She likens the unregulated investments to betting at a casino.
“There is no FDIC insurance,” Werder said. “No one is going to bail you out. So it’s important to keep that in mind.”
In her course, students created an NFT project. NFTs are digital assets that can be sold, such as a work of art or a piece of music.
The class project is known as FloriNouns. The students have produced nearly 700 unique digital images, to put up for sale.
When Werder talks about crypto, her passion for it is evident.
A few weeks ago, at an Above Board Chamber luncheon, held at the Hilton Naples, she shared the stage with Jessica Washington, a payment risk expert with the Federal Reserve Bank of Atlanta, to discuss digital currency and cryptocurrency.

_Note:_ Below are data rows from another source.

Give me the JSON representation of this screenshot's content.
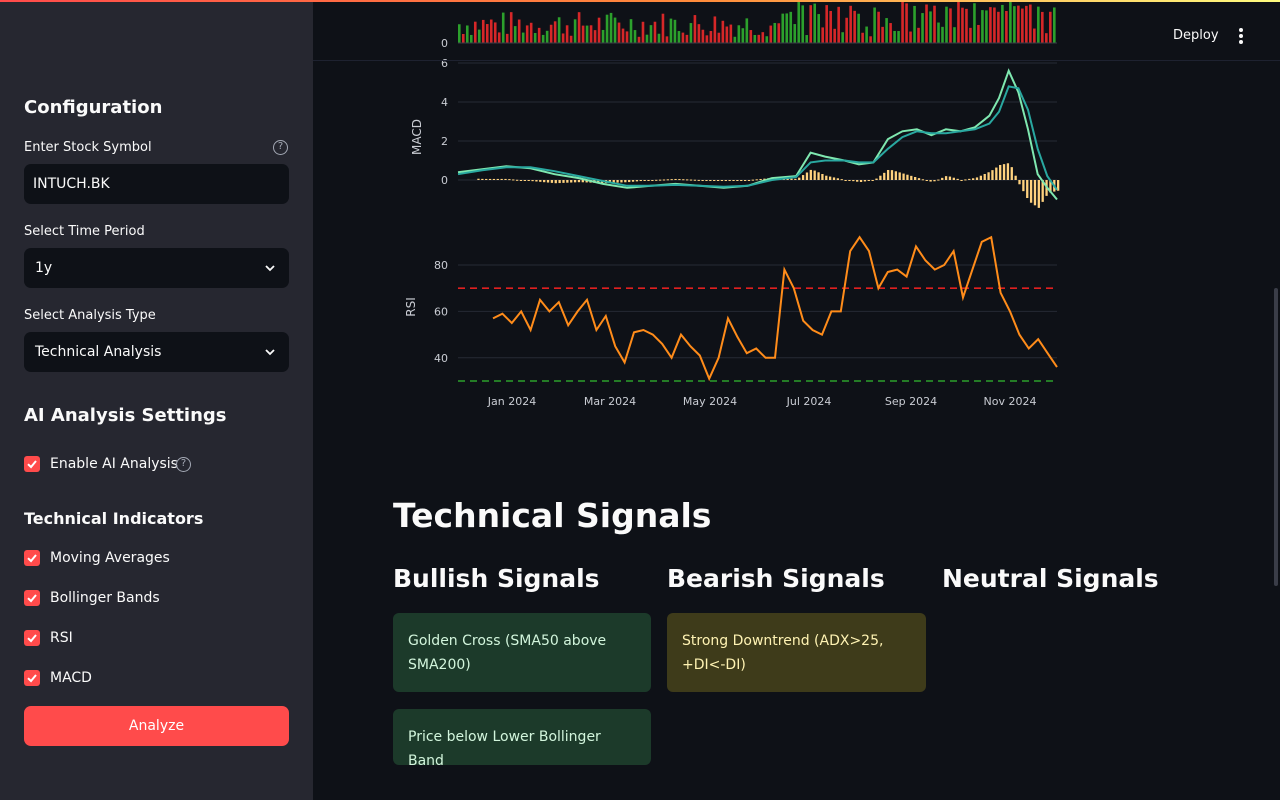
{
  "sidebar": {
    "config_heading": "Configuration",
    "symbol_label": "Enter Stock Symbol",
    "symbol_value": "INTUCH.BK",
    "period_label": "Select Time Period",
    "period_value": "1y",
    "analysis_label": "Select Analysis Type",
    "analysis_value": "Technical Analysis",
    "ai_heading": "AI Analysis Settings",
    "ai_enable_label": "Enable AI Analysis",
    "indicators_heading": "Technical Indicators",
    "indicators": [
      {
        "label": "Moving Averages",
        "checked": true
      },
      {
        "label": "Bollinger Bands",
        "checked": true
      },
      {
        "label": "RSI",
        "checked": true
      },
      {
        "label": "MACD",
        "checked": true
      }
    ],
    "analyze_label": "Analyze"
  },
  "header": {
    "deploy_label": "Deploy",
    "menu_icon": "kebab-menu-icon"
  },
  "chart_data": [
    {
      "type": "bar",
      "title": "",
      "ylabel": "",
      "y_tick_labels": [
        "0"
      ],
      "series_colors": [
        "#2ca02c",
        "#d62728"
      ]
    },
    {
      "type": "line",
      "ylabel": "MACD",
      "ylim": [
        -1.5,
        6
      ],
      "y_ticks": [
        0,
        2,
        4,
        6
      ],
      "x_tick_labels": [
        "Jan 2024",
        "Mar 2024",
        "May 2024",
        "Jul 2024",
        "Sep 2024",
        "Nov 2024"
      ],
      "series": [
        {
          "color": "#7fe8b0",
          "points": [
            [
              0,
              0.4
            ],
            [
              5,
              0.55
            ],
            [
              10,
              0.7
            ],
            [
              15,
              0.6
            ],
            [
              20,
              0.3
            ],
            [
              25,
              0.1
            ],
            [
              30,
              -0.2
            ],
            [
              35,
              -0.4
            ],
            [
              40,
              -0.3
            ],
            [
              45,
              -0.2
            ],
            [
              50,
              -0.3
            ],
            [
              55,
              -0.4
            ],
            [
              60,
              -0.3
            ],
            [
              65,
              0.1
            ],
            [
              70,
              0.2
            ],
            [
              73,
              1.4
            ],
            [
              76,
              1.2
            ],
            [
              80,
              1.0
            ],
            [
              83,
              0.8
            ],
            [
              86,
              0.9
            ],
            [
              89,
              2.1
            ],
            [
              92,
              2.5
            ],
            [
              95,
              2.6
            ],
            [
              98,
              2.3
            ],
            [
              101,
              2.6
            ],
            [
              104,
              2.5
            ],
            [
              107,
              2.7
            ],
            [
              110,
              3.3
            ],
            [
              112,
              4.2
            ],
            [
              114,
              5.6
            ],
            [
              116,
              4.5
            ],
            [
              118,
              2.6
            ],
            [
              120,
              0.3
            ],
            [
              122,
              -0.4
            ],
            [
              124,
              -1.0
            ]
          ]
        },
        {
          "color": "#29a8a0",
          "points": [
            [
              0,
              0.3
            ],
            [
              5,
              0.5
            ],
            [
              10,
              0.65
            ],
            [
              15,
              0.65
            ],
            [
              20,
              0.45
            ],
            [
              25,
              0.2
            ],
            [
              30,
              -0.05
            ],
            [
              35,
              -0.3
            ],
            [
              40,
              -0.3
            ],
            [
              45,
              -0.25
            ],
            [
              50,
              -0.3
            ],
            [
              55,
              -0.35
            ],
            [
              60,
              -0.3
            ],
            [
              65,
              0.0
            ],
            [
              70,
              0.15
            ],
            [
              73,
              0.9
            ],
            [
              76,
              1.0
            ],
            [
              80,
              1.0
            ],
            [
              83,
              0.9
            ],
            [
              86,
              0.9
            ],
            [
              89,
              1.6
            ],
            [
              92,
              2.2
            ],
            [
              95,
              2.5
            ],
            [
              98,
              2.4
            ],
            [
              101,
              2.4
            ],
            [
              104,
              2.5
            ],
            [
              107,
              2.6
            ],
            [
              110,
              2.9
            ],
            [
              112,
              3.5
            ],
            [
              114,
              4.8
            ],
            [
              116,
              4.7
            ],
            [
              118,
              3.6
            ],
            [
              120,
              1.6
            ],
            [
              122,
              0.2
            ],
            [
              124,
              -0.5
            ]
          ]
        }
      ],
      "histogram_color": "#ffd27f"
    },
    {
      "type": "line",
      "ylabel": "RSI",
      "ylim": [
        27,
        97
      ],
      "y_ticks": [
        40,
        60,
        80
      ],
      "reference_lines": [
        {
          "value": 70,
          "color": "#e02020"
        },
        {
          "value": 30,
          "color": "#2ca02c"
        }
      ],
      "series": [
        {
          "color": "#ff8c1a",
          "points": [
            [
              0,
              57
            ],
            [
              2,
              59
            ],
            [
              4,
              55
            ],
            [
              6,
              60
            ],
            [
              8,
              52
            ],
            [
              10,
              65
            ],
            [
              12,
              60
            ],
            [
              14,
              64
            ],
            [
              16,
              54
            ],
            [
              18,
              60
            ],
            [
              20,
              65
            ],
            [
              22,
              52
            ],
            [
              24,
              58
            ],
            [
              26,
              45
            ],
            [
              28,
              38
            ],
            [
              30,
              51
            ],
            [
              32,
              52
            ],
            [
              34,
              50
            ],
            [
              36,
              46
            ],
            [
              38,
              40
            ],
            [
              40,
              50
            ],
            [
              42,
              45
            ],
            [
              44,
              41
            ],
            [
              46,
              31
            ],
            [
              48,
              40
            ],
            [
              50,
              57
            ],
            [
              52,
              49
            ],
            [
              54,
              42
            ],
            [
              56,
              44
            ],
            [
              58,
              40
            ],
            [
              60,
              40
            ],
            [
              62,
              78
            ],
            [
              64,
              70
            ],
            [
              66,
              56
            ],
            [
              68,
              52
            ],
            [
              70,
              50
            ],
            [
              72,
              60
            ],
            [
              74,
              60
            ],
            [
              76,
              86
            ],
            [
              78,
              92
            ],
            [
              80,
              86
            ],
            [
              82,
              70
            ],
            [
              84,
              77
            ],
            [
              86,
              78
            ],
            [
              88,
              75
            ],
            [
              90,
              88
            ],
            [
              92,
              82
            ],
            [
              94,
              78
            ],
            [
              96,
              80
            ],
            [
              98,
              86
            ],
            [
              100,
              66
            ],
            [
              102,
              78
            ],
            [
              104,
              90
            ],
            [
              106,
              92
            ],
            [
              108,
              68
            ],
            [
              110,
              60
            ],
            [
              112,
              50
            ],
            [
              114,
              44
            ],
            [
              116,
              48
            ],
            [
              118,
              42
            ],
            [
              120,
              36
            ]
          ]
        }
      ]
    }
  ],
  "signals": {
    "title": "Technical Signals",
    "bullish_heading": "Bullish Signals",
    "bearish_heading": "Bearish Signals",
    "neutral_heading": "Neutral Signals",
    "bullish": [
      "Golden Cross (SMA50 above SMA200)",
      "Price below Lower Bollinger Band"
    ],
    "bearish": [
      "Strong Downtrend (ADX>25, +DI<-DI)"
    ],
    "neutral": []
  }
}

In her presentation, Washington gave a little bit of history about the first-ever cryptocurrency, Bitcoin, created by Satoshi Nakamoto.
She explained how it debuted in 2009 on the heels of the economic recession,.so people wouldn’t have to rely on government or financial institutions to buy or sell products.

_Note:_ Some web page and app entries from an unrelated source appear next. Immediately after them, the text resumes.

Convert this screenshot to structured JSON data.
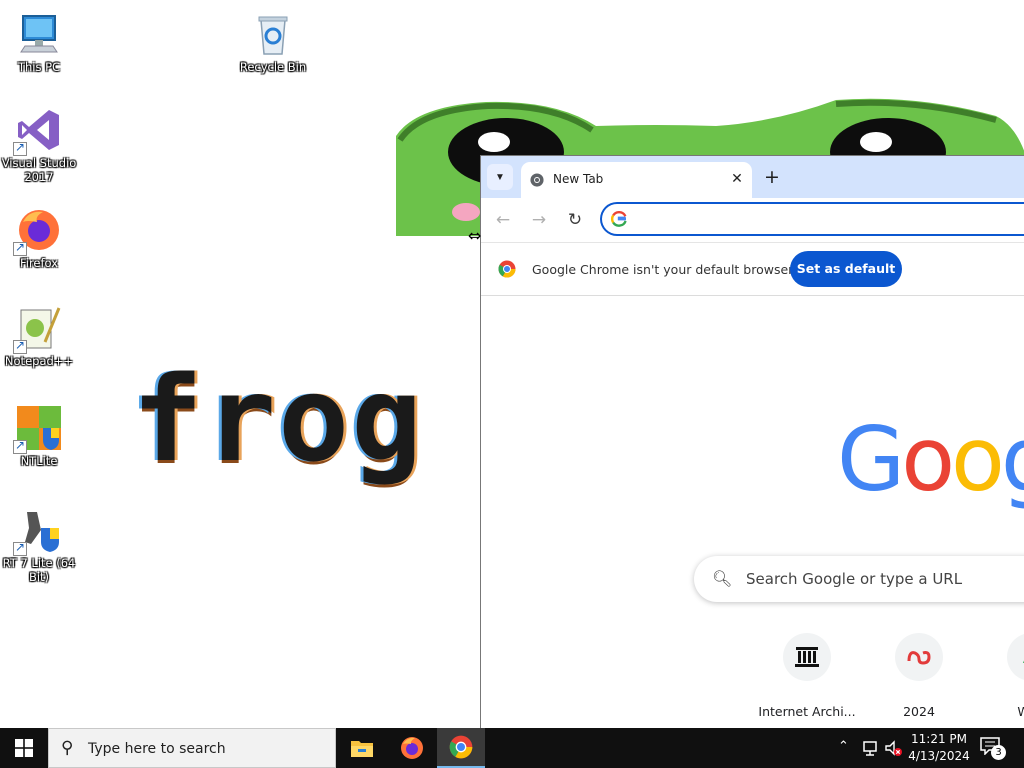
{
  "desktop": {
    "icons": [
      {
        "label": "This PC",
        "icon": "this-pc-icon"
      },
      {
        "label": "Recycle Bin",
        "icon": "recycle-bin-icon"
      },
      {
        "label": "Visual Studio 2017",
        "icon": "visual-studio-icon"
      },
      {
        "label": "Firefox",
        "icon": "firefox-icon"
      },
      {
        "label": "Notepad++",
        "icon": "notepad-plus-plus-icon"
      },
      {
        "label": "NTLite",
        "icon": "ntlite-icon"
      },
      {
        "label": "RT 7 Lite (64 Bit)",
        "icon": "rt7lite-icon"
      }
    ],
    "wallpaper_text": "frog is"
  },
  "chrome": {
    "tab": {
      "title": "New Tab"
    },
    "infobar": {
      "message": "Google Chrome isn't your default browser",
      "button": "Set as default"
    },
    "search_placeholder": "Search Google or type a URL",
    "logo_letters": [
      {
        "ch": "G",
        "color": "#4285f4"
      },
      {
        "ch": "o",
        "color": "#ea4335"
      },
      {
        "ch": "o",
        "color": "#fbbc05"
      },
      {
        "ch": "g",
        "color": "#4285f4"
      }
    ],
    "shortcuts": [
      {
        "name": "Internet Archi...",
        "icon": "internet-archive-icon"
      },
      {
        "name": "2024",
        "icon": "site-2024-icon"
      },
      {
        "name": "Web",
        "icon": "web-store-icon"
      }
    ]
  },
  "taskbar": {
    "search_placeholder": "Type here to search",
    "apps": [
      "file-explorer-icon",
      "firefox-icon",
      "chrome-icon"
    ],
    "clock": {
      "time": "11:21 PM",
      "date": "4/13/2024"
    },
    "notifications": "3"
  }
}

She repeatedly questioned whether it was really a problem to a solution, rather than a solution to a problem.
“They can write their own rules,” Washington said of issuers.
After the first “genesis block” was mined, it set off a “blockchain revolution,” Washington said.

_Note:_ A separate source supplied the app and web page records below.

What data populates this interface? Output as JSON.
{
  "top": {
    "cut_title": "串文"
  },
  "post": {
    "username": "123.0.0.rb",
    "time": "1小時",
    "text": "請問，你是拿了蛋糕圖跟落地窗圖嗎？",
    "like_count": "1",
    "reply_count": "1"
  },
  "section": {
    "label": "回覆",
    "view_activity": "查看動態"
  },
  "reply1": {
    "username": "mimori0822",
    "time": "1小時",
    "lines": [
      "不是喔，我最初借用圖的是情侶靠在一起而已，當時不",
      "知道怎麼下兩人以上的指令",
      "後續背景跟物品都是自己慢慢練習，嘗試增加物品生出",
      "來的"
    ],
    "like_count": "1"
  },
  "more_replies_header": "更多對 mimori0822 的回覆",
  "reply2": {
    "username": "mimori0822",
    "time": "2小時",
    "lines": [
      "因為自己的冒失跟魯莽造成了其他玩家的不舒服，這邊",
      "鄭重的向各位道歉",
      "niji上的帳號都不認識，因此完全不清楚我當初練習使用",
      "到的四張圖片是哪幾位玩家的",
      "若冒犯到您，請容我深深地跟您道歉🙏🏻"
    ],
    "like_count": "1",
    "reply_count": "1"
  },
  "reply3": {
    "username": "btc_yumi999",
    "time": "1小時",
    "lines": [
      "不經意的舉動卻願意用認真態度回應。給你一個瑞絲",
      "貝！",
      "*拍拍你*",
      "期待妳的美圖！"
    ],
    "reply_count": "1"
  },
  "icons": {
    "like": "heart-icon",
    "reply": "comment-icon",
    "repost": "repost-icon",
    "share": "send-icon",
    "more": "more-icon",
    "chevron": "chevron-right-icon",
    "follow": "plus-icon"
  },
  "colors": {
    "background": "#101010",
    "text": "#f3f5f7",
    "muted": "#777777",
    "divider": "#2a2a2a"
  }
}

Mining is the process of creating Bitcoin by solving puzzles. It’s how transactions are verified.
On average, problems take about 10 minutes to solve, Washington said. The first miner to arrive at the right answer is rewarded with Bitcoin.
She outlined some of Bitcoin’s weaknesses, including the large fluctuations in its value, despite a determined supply.
There are now thousands of cryptocurrencies. Investing in them is easy, via online brokers, but both Washington and Werder emphasized investors must tread lightly, to avoid fraudsters and scams.
The chamber luncheon drew a large, inquisitive crowd. The speakers answered many questions on the head-scratching topic.
Jeanne Sweeney, the chamber’s CEO and founder, was pleased with the turnout and participation of attendees. She admitted some of the information presented went over her head and others expressed the same.
However, she said, shedding light on such an important topic met the chamber’s mission to help business leaders learn and grow.
Asked what she learned, Sweeney mentioned several points including: “That it’s going to be a least 10 years before there is a true central bank-backed digital currency in the United States. All currencies that currently try to claim they are — or will be — are fake.”
With knowledge, she said, comes power, as she doesn’t “fear conversation on cryptocurrency/blockchain anymore.”
In the future, Werder hopes to offer workshops for businesses and the community to share her knowledge of cryptocurrency through Florida Gulf Coast University, based on their needs and wants.
She said her goal is not to push it on anybody, but rather to enlighten those with an interest in it, so they can make informed decisions — and not break the ba